The electronic copy of my book, Quick Meditations For Workaholics, is just $2.99 (AUD). Click here or on the image above for details.

 

SAY NO TO PUPPY MILLS! SAY NO TO ANIMALS IN PETSHOPS! SAY NO TO BREEDERS!

Adopt a homeless animal instead - they all deserve a second chance

It's estimated that 130,000 dogs and 60,000 cats are killed every year in Australia because there are not enough homes for them all. And the global numbers amount to millions upon millions every single year.

Puppy mills are a major contributor to the terrible problem of overpopulation. Puppy mills are essentially 'dog factories' where dogs are forced to churn out litter after litter, with no thought for the welfare of the dogs and all thought for profit. The dogs live in appallingly dirty, cramped conditions all their lives, and when they no longer serve their purpose they're killed, dumped or sold to vivisection laboratories.

Petshops fit into the picture because puppy mills are generally where petshops get their animals from. Furthermore, having animals in shop windows encourages impulse purchases, and adding an animal to your family should be a conscious, careful decision - NOT one to be made while shoe shopping.

Breeders contribute enormously to the tragic statistics above too. And it doesn't matter whether they're professional breeders or backyard breeders, and whether they breed for profit or not, because while there are homeless animals sitting on death row in shelters, any and all animal breeding is utterly irresponsible.

Now, here's where you come in. You can either be part of the problem or part of the solution. You can either buy animals from puppy mills, petshops or breeders and be part of the problem. Or you can adopt from a shelter or rescue organisation and be part of the solution.

If I haven't convinced you, visit your local shelter to see the homeless animals. Let their innocent faces convince you that adopting is the only responsible choice to make.

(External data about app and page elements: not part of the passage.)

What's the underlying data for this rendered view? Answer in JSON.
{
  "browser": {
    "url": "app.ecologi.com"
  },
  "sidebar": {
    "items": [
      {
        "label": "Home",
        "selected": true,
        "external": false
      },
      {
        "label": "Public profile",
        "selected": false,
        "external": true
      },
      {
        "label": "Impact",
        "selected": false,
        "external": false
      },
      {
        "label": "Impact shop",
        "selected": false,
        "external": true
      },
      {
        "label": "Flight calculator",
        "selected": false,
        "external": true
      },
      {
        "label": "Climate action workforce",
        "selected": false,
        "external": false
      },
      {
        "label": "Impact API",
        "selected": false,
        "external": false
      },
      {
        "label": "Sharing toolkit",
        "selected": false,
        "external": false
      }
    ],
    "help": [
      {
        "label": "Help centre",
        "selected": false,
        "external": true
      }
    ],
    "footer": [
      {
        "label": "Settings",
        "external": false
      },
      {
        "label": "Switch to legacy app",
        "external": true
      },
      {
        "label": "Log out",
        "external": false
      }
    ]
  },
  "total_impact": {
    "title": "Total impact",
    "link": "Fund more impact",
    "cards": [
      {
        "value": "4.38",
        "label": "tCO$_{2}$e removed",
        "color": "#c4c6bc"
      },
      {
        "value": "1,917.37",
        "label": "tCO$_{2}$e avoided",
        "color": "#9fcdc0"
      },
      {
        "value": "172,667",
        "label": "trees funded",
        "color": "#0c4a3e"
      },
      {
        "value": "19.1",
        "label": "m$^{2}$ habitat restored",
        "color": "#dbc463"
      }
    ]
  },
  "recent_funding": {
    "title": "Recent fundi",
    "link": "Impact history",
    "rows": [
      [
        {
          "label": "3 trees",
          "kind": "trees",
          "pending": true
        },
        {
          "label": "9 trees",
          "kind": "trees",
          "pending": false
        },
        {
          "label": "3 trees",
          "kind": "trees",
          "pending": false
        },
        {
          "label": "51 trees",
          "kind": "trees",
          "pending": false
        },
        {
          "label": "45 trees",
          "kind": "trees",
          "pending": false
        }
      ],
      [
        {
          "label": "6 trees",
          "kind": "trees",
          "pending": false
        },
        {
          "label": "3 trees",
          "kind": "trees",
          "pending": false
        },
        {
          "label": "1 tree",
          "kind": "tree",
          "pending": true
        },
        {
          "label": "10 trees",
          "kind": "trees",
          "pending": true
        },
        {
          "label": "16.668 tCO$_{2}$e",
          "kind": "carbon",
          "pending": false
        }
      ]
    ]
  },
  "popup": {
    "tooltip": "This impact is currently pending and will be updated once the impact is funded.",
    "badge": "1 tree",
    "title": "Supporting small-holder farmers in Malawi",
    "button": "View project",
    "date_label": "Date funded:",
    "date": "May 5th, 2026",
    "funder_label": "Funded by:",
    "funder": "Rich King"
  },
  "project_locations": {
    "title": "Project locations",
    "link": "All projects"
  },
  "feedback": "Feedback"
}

All information and photos are copyright Despina Rosales.
Apart from any fair use of the information on this site for the purpose of private study, research, criticism or review (as per the Copyright Act),
permission must be sought before reproducing it for any other means.